In the next round, we learn that Ashlee Feliciano has dragged her family along to watch her auditions, so it will be extra fun when she fails. Claiming illness, she starts out all loosey-goosey and then completely falls apart on the falsetto, crashing loudly on each note like a drunk falling off the end of your couch and onto your end table. So long, Ashlee. Randy is bummed out because everyone is so serious. Ha ha, it’s almost as if their entire careers are on the line because of the arbitrary judgment of an ex-Journey bass player! I guess he wants more songs about hot dogs or something, and he lets Melinda Adeni’s perky performance get a free pass even though she’s not very good. Cree Harrison: “sob story genuine authenticity sincerity performer heart superstar before our eyes”, according to Nicki Minaj. I may have fallen asleep at this point, because Cree’s alleged star power is still invisible to me. Serena-Joi Crowe and hyper-freaky human mood swing Janel Stinney also get their walking papers.
It turns out that Randy is bad at math, so in order to get to a fat 42 contestants for the actual competitive rounds, we have to lose a bunch more people. Lauren, Holly and Marie all get tossed for no reason; I’m not sure who any of them are, but now I never have to find out.
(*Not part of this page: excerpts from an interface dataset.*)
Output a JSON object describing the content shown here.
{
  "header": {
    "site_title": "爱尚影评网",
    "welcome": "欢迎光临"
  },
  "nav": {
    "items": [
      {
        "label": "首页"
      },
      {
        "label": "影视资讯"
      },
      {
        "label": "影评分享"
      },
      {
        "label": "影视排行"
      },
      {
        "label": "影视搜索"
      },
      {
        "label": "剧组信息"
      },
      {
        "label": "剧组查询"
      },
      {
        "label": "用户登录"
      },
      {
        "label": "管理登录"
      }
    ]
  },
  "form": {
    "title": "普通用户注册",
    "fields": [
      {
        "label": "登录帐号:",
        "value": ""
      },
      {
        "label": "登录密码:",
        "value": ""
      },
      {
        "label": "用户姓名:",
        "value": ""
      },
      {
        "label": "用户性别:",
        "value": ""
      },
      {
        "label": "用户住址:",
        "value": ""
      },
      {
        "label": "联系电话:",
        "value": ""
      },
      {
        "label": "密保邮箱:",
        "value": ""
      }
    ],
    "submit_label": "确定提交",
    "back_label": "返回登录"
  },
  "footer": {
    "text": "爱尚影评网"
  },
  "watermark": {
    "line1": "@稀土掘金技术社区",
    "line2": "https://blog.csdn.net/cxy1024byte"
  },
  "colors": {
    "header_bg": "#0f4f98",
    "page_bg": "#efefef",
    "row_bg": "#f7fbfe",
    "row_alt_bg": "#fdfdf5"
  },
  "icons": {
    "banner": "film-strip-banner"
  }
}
There’s still one left to lose, so bottle-blonde Stephanie Schimel and trout-mushed Rachel Hale have to sing themselves on or off of the show. Stephanie does an unimpressive but competent version of that Phillip Phillips song they play when someone on a prime time soap opera is sad, and Rachel sounds exactly like she always has on every other song she’s done, but she’s the one who gets to stay. Back to selling discounted peignoirs at the mall for you, Stephanie. Next, the guys have to be winnowed down because Randy thinks twenty-four is the highest number; we lose Peter Garrett, the kid who looks like a lesbian who works at Pottery Barn, as well as Marvin Calderon, Devin Jones, Kenny Harrison, Will White, Tony Foster, David Leathers, and a bunch of other people I can’t remember hearing in the first place. In the end, it comes down to a showdown between Adam “Sings Like a Girl” Sanders and Josh “Nondescript” Holliday. Adam knows his shit musically, but he’s also a jerk, and he blows it by pulling a Kurt Hummel and requesting a song that, even dropped down an octave, is out of his vocal range. Josh wants to sing gospel songs to a God that has ill equipped him to do such a thing, but he still sounds better than hearing Adam’s voice crack, so he stays, and also splits his pants, which seems to excite Keith Urban a little more than it should.
Next week, we finally move on to the actual voting rounds and individual performances, so I better haul ass and figure out all these peoples’ names. Be there or grow hair!
Mirrored from LEONARD PIERCE DOT COM.